TASK DIRECTIONS — Please write out exactly the line containing "Read all visible content and emit it as JSON." below and every line after it, through the last one, but leave out any pictures.

___

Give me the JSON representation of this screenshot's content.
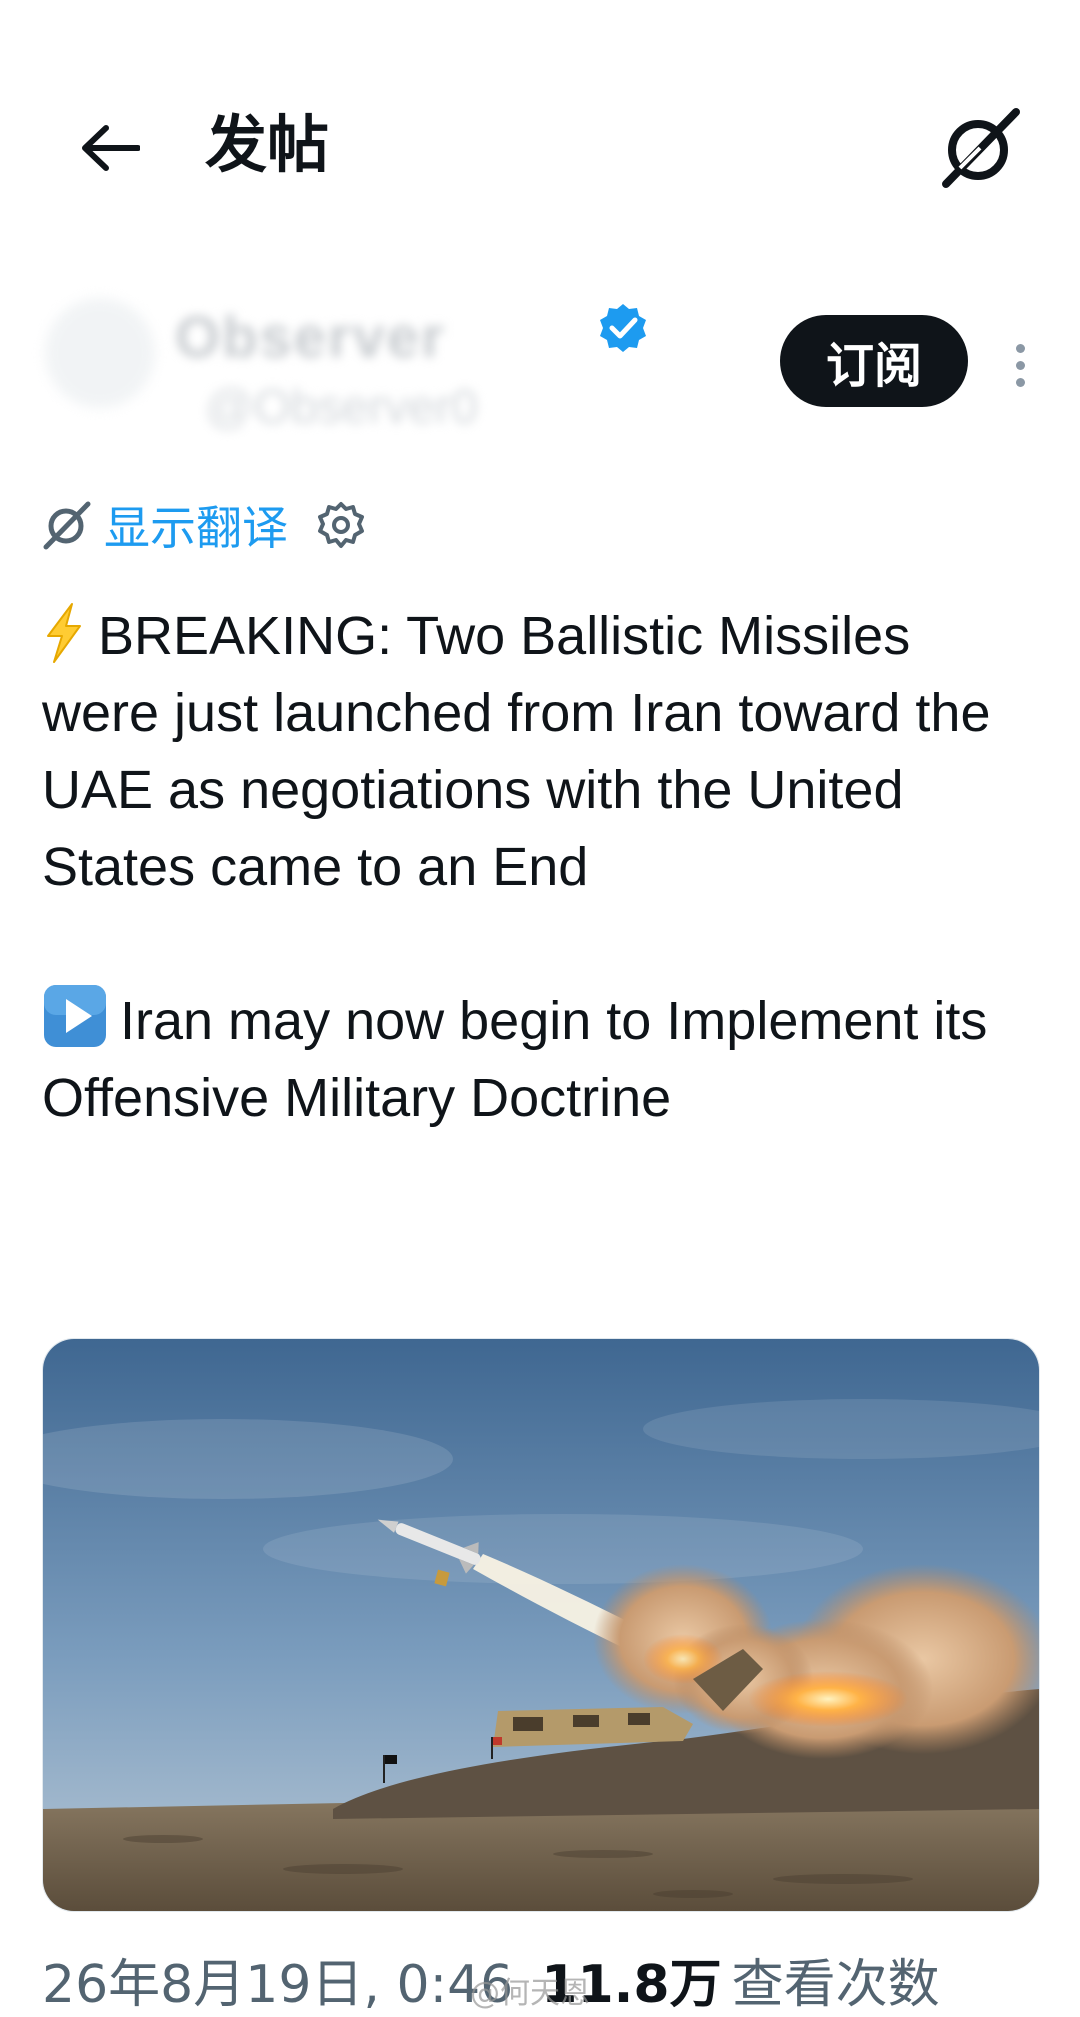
{
  "header": {
    "title": "发帖",
    "back_icon": "arrow-left-icon",
    "grok_icon": "grok-icon"
  },
  "author": {
    "display_name": "Observer",
    "handle": "@Observer0",
    "verified": true,
    "verified_color": "#1d9bf0",
    "subscribe_label": "订阅"
  },
  "translate": {
    "label": "显示翻译",
    "link_color": "#1d9bf0"
  },
  "post": {
    "paragraph1": "BREAKING: Two Ballistic Missiles were just launched from Iran toward the UAE as negotiations with the United States came to an End",
    "paragraph2": "Iran may now begin to Implement its Offensive Military Doctrine",
    "emoji1": "⚡",
    "emoji2": "▶️"
  },
  "meta": {
    "date": "26年8月19日, 0:46",
    "views_count": "11.8万",
    "views_label": "查看次数"
  },
  "watermark": "@何天恩"
}
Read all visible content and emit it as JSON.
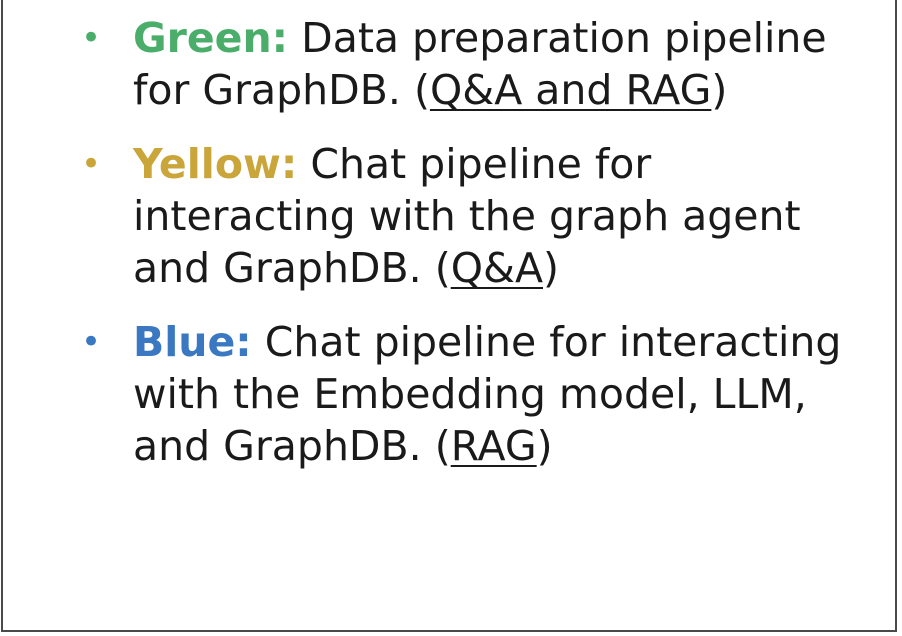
{
  "items": [
    {
      "label": "Green:",
      "text": "Data preparation pipeline for GraphDB.",
      "paren_open": "(",
      "link": "Q&A and RAG",
      "paren_close": ")",
      "color": "#4aae6a"
    },
    {
      "label": "Yellow:",
      "text": "Chat pipeline for interacting with the graph agent and GraphDB.",
      "paren_open": "(",
      "link": "Q&A",
      "paren_close": ")",
      "color": "#c9a53a"
    },
    {
      "label": "Blue:",
      "text": "Chat pipeline for interacting with the Embedding model, LLM, and GraphDB.",
      "paren_open": "(",
      "link": "RAG",
      "paren_close": ")",
      "color": "#3a78c2"
    }
  ],
  "bullet_glyph": "•"
}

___

ANSWER TO THIS EXERCISE —
Read all visible content and emit it as JSON.
{
  "items": [
    {
      "label": "Green:",
      "text": "Data preparation pipeline for GraphDB.",
      "paren_open": "(",
      "link": "Q&A and RAG",
      "paren_close": ")",
      "color": "#4aae6a"
    },
    {
      "label": "Yellow:",
      "text": "Chat pipeline for interacting with the graph agent and GraphDB.",
      "paren_open": "(",
      "link": "Q&A",
      "paren_close": ")",
      "color": "#c9a53a"
    },
    {
      "label": "Blue:",
      "text": "Chat pipeline for interacting with the Embedding model, LLM, and GraphDB.",
      "paren_open": "(",
      "link": "RAG",
      "paren_close": ")",
      "color": "#3a78c2"
    }
  ],
  "bullet_glyph": "•"
}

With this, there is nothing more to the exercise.